*** DATA IN THIS EXERCISE Section Begins ***

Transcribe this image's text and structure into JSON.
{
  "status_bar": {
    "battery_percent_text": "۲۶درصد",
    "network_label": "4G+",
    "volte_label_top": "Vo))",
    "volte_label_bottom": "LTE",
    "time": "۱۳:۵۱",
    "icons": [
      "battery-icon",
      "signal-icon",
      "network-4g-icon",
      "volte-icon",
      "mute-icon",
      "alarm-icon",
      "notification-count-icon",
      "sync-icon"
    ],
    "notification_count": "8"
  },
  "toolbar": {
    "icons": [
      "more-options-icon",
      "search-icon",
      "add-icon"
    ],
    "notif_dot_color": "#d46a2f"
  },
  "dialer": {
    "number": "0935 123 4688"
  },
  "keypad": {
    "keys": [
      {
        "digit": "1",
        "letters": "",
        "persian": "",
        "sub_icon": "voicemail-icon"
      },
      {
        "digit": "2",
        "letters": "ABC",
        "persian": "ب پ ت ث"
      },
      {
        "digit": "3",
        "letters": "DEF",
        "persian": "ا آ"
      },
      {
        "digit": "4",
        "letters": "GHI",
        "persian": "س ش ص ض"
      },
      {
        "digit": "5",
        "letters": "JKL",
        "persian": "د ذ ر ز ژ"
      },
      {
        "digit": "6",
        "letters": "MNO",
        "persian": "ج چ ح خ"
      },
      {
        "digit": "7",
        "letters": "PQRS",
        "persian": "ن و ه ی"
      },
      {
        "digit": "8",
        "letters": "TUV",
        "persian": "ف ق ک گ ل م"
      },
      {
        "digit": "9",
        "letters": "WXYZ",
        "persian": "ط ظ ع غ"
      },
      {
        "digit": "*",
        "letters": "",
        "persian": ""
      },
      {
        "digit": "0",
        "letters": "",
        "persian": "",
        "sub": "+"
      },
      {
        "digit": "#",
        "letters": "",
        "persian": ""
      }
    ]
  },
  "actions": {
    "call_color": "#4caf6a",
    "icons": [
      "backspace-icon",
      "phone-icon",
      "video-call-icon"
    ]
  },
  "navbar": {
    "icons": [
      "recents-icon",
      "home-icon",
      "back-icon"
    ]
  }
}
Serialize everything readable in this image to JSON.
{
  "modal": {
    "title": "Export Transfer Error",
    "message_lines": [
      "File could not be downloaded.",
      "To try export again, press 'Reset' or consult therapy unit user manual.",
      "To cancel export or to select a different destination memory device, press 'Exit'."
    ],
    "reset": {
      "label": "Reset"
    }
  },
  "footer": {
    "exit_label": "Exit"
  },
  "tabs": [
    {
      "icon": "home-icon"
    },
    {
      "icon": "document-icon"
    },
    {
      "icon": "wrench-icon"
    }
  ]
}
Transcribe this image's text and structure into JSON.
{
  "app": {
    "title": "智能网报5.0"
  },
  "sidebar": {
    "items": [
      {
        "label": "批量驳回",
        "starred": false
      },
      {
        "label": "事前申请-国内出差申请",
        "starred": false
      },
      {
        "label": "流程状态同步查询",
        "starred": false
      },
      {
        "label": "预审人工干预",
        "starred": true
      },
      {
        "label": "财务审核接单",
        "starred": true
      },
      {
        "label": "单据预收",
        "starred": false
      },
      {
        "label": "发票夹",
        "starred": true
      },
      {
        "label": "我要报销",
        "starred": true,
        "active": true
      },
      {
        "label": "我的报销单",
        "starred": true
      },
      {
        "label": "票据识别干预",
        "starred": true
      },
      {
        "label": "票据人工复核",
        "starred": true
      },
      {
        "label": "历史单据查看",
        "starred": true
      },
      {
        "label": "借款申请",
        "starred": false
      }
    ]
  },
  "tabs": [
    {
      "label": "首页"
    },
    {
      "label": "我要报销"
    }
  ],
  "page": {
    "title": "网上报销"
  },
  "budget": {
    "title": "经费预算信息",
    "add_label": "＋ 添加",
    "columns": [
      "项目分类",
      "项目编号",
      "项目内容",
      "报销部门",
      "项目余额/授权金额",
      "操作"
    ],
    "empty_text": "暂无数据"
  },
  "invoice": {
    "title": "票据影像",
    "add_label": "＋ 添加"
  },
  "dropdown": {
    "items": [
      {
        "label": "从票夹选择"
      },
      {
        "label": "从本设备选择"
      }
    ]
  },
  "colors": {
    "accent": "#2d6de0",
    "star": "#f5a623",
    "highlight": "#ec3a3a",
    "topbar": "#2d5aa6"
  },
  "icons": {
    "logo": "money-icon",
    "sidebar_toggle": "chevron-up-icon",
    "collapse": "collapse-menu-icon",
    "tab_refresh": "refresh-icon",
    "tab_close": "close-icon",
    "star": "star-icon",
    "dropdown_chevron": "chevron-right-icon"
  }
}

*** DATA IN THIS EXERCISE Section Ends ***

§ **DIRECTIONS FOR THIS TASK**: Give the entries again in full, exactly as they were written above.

§ **REPLY**:
Transcribe this image's text and structure into JSON.
{
  "status_bar": {
    "battery_percent_text": "۲۶درصد",
    "network_label": "4G+",
    "volte_label_top": "Vo))",
    "volte_label_bottom": "LTE",
    "time": "۱۳:۵۱",
    "icons": [
      "battery-icon",
      "signal-icon",
      "network-4g-icon",
      "volte-icon",
      "mute-icon",
      "alarm-icon",
      "notification-count-icon",
      "sync-icon"
    ],
    "notification_count": "8"
  },
  "toolbar": {
    "icons": [
      "more-options-icon",
      "search-icon",
      "add-icon"
    ],
    "notif_dot_color": "#d46a2f"
  },
  "dialer": {
    "number": "0935 123 4688"
  },
  "keypad": {
    "keys": [
      {
        "digit": "1",
        "letters": "",
        "persian": "",
        "sub_icon": "voicemail-icon"
      },
      {
        "digit": "2",
        "letters": "ABC",
        "persian": "ب پ ت ث"
      },
      {
        "digit": "3",
        "letters": "DEF",
        "persian": "ا آ"
      },
      {
        "digit": "4",
        "letters": "GHI",
        "persian": "س ش ص ض"
      },
      {
        "digit": "5",
        "letters": "JKL",
        "persian": "د ذ ر ز ژ"
      },
      {
        "digit": "6",
        "letters": "MNO",
        "persian": "ج چ ح خ"
      },
      {
        "digit": "7",
        "letters": "PQRS",
        "persian": "ن و ه ی"
      },
      {
        "digit": "8",
        "letters": "TUV",
        "persian": "ف ق ک گ ل م"
      },
      {
        "digit": "9",
        "letters": "WXYZ",
        "persian": "ط ظ ع غ"
      },
      {
        "digit": "*",
        "letters": "",
        "persian": ""
      },
      {
        "digit": "0",
        "letters": "",
        "persian": "",
        "sub": "+"
      },
      {
        "digit": "#",
        "letters": "",
        "persian": ""
      }
    ]
  },
  "actions": {
    "call_color": "#4caf6a",
    "icons": [
      "backspace-icon",
      "phone-icon",
      "video-call-icon"
    ]
  },
  "navbar": {
    "icons": [
      "recents-icon",
      "home-icon",
      "back-icon"
    ]
  }
}
Serialize everything readable in this image to JSON.
{
  "modal": {
    "title": "Export Transfer Error",
    "message_lines": [
      "File could not be downloaded.",
      "To try export again, press 'Reset' or consult therapy unit user manual.",
      "To cancel export or to select a different destination memory device, press 'Exit'."
    ],
    "reset": {
      "label": "Reset"
    }
  },
  "footer": {
    "exit_label": "Exit"
  },
  "tabs": [
    {
      "icon": "home-icon"
    },
    {
      "icon": "document-icon"
    },
    {
      "icon": "wrench-icon"
    }
  ]
}
Transcribe this image's text and structure into JSON.
{
  "app": {
    "title": "智能网报5.0"
  },
  "sidebar": {
    "items": [
      {
        "label": "批量驳回",
        "starred": false
      },
      {
        "label": "事前申请-国内出差申请",
        "starred": false
      },
      {
        "label": "流程状态同步查询",
        "starred": false
      },
      {
        "label": "预审人工干预",
        "starred": true
      },
      {
        "label": "财务审核接单",
        "starred": true
      },
      {
        "label": "单据预收",
        "starred": false
      },
      {
        "label": "发票夹",
        "starred": true
      },
      {
        "label": "我要报销",
        "starred": true,
        "active": true
      },
      {
        "label": "我的报销单",
        "starred": true
      },
      {
        "label": "票据识别干预",
        "starred": true
      },
      {
        "label": "票据人工复核",
        "starred": true
      },
      {
        "label": "历史单据查看",
        "starred": true
      },
      {
        "label": "借款申请",
        "starred": false
      }
    ]
  },
  "tabs": [
    {
      "label": "首页"
    },
    {
      "label": "我要报销"
    }
  ],
  "page": {
    "title": "网上报销"
  },
  "budget": {
    "title": "经费预算信息",
    "add_label": "＋ 添加",
    "columns": [
      "项目分类",
      "项目编号",
      "项目内容",
      "报销部门",
      "项目余额/授权金额",
      "操作"
    ],
    "empty_text": "暂无数据"
  },
  "invoice": {
    "title": "票据影像",
    "add_label": "＋ 添加"
  },
  "dropdown": {
    "items": [
      {
        "label": "从票夹选择"
      },
      {
        "label": "从本设备选择"
      }
    ]
  },
  "colors": {
    "accent": "#2d6de0",
    "star": "#f5a623",
    "highlight": "#ec3a3a",
    "topbar": "#2d5aa6"
  },
  "icons": {
    "logo": "money-icon",
    "sidebar_toggle": "chevron-up-icon",
    "collapse": "collapse-menu-icon",
    "tab_refresh": "refresh-icon",
    "tab_close": "close-icon",
    "star": "star-icon",
    "dropdown_chevron": "chevron-right-icon"
  }
}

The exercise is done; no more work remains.